The Alberta government is challenging the constitutionality of Ottawa’s recently passed environmental assessment law, arguing the new regime treads on the province’s power to regulate oil and gas development.
Premier Jason Kenney, who derided Bill C-69 as the “no more pipelines law” and urged Parliament to kill it, announced the legal challenge on Tuesday – a day before Prime Minister Justin Trudeau is expected to trigger a federal election campaign. Mr. Kenney won his own election this past spring on a promise to campaign against Mr. Trudeau and use the courts to challenge environmental laws and the federal carbon tax, which he views as unfair attacks on Alberta.
Mr. Kenney’s government has asked Alberta’s Court of Appeal to review whether the law, which received royal ascent in June, and regulations that took effect last month are constitutional.
He told an oil sector conference in Fort McMurray, Alta., on Tuesday that the law will further damage an industry that has already been battered for years by low oil prices.
“I know that some of my political adversaries would say this is political theatre, but nothing could be further from the truth,” Mr. Kenney said.
“It’s about the rule of law. It’s about the dream of an economic union. It’s about respect for the fundamental law of the land: the constitution of Canada.”
Bill C-69 was born out of Mr. Trudeau’s campaign promise four years ago to replace legislation brought in by the previous Conservative government that overhauled the environmental assessment system. The previous law, passed in 2012, reduced the ability of the public to participate in project reviews, eliminated protections for fish habitats and was too skewed in favour of resource companies.
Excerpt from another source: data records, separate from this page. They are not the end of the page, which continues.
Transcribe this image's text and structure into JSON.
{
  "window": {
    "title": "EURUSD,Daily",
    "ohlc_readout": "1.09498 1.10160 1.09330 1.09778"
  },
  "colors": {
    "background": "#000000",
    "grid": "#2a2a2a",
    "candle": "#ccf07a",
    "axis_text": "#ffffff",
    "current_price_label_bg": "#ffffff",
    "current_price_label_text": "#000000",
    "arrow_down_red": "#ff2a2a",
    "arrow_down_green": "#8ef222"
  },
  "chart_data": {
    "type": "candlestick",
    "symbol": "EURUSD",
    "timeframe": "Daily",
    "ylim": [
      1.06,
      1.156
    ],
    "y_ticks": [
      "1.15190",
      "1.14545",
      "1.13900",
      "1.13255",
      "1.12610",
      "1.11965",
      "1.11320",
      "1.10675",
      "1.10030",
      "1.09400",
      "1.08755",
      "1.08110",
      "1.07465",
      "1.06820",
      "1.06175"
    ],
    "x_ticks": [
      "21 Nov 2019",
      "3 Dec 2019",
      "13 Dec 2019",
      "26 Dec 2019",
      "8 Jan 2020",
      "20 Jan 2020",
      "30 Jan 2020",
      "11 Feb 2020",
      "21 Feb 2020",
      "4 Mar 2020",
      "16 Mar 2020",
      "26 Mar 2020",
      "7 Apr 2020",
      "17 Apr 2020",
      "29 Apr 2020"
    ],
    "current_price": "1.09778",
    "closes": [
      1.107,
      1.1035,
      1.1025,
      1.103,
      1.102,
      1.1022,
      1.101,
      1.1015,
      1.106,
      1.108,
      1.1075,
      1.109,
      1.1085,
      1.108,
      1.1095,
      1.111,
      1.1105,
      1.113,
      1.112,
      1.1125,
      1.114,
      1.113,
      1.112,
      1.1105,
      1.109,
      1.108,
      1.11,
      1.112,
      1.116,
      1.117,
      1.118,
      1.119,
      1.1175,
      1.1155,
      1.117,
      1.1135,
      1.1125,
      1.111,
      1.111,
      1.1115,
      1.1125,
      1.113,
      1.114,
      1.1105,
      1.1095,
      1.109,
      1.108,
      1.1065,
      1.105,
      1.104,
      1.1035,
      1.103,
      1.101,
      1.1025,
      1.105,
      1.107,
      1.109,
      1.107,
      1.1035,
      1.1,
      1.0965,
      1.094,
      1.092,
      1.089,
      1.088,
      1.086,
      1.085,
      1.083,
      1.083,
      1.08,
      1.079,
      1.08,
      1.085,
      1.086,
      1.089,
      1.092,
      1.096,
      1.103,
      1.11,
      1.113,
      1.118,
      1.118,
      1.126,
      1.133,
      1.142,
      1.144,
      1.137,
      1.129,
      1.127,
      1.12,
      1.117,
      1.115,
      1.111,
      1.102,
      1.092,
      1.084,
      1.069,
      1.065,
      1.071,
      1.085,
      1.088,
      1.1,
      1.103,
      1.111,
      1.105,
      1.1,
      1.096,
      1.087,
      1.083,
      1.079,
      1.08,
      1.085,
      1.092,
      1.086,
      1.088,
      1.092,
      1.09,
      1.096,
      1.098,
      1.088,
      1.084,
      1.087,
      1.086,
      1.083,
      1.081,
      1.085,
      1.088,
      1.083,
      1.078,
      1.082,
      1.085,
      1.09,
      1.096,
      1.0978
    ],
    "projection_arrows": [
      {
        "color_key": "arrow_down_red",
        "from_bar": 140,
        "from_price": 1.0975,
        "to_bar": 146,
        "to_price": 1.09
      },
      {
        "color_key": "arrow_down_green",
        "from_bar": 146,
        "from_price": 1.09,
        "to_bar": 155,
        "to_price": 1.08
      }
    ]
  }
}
The Liberals argued the new assessment regime will protect the environment and the rights of Indigenous communities while ensuring that good resource projects receive approval in a predictable review process. The law broadens the scope of assessments to include not only environmental impacts but also issues such as sustainability, gender, health and Indigenous reconciliation.
The Conservatives under Leader Andrew Scheer have pledged to repeal the law.
Environment Minister Catherine McKenna wasn’t available for an interview but her press secretary defended the law in an e-mailed statement. Sabrina Kim said the legal challenge is a waste of money and she accused Mr. Kenney and Mr. Scheer of attempting to undermine environmental protections and ignore Indigenous rights.
Alberta’s Opposition New Democrats, whose Leader Rachel Notley was also a vocal critic of Bill C-69 when she was premier, issued a statement criticizing the law and acknowledging the need for a legal challenge.
Martin Olszynski, who teaches law at the University of Calgary, said previous court rulings have made it clear that the federal government has the authority to assess the environmental impact of resource projects, even though resource development falls within provincial jurisdiction.
“The constitutional principles that apply are settled and they’re very clear,” he said in an interview.
Prof. Olszynski said the assessment system that was created by Bill C-69 isn’t dramatically different than the previous law, which was passed when Mr. Kenney was in federal cabinet.
And he said many of the issues added to those assessments, such a greenhouse gas emissions and Indigenous rights, were already being considered, even if they weren’t spelled out in law.
“When you look at the legislation and you put it side by side with the old act, in terms of basic architecture, these laws are almost identical,” he said.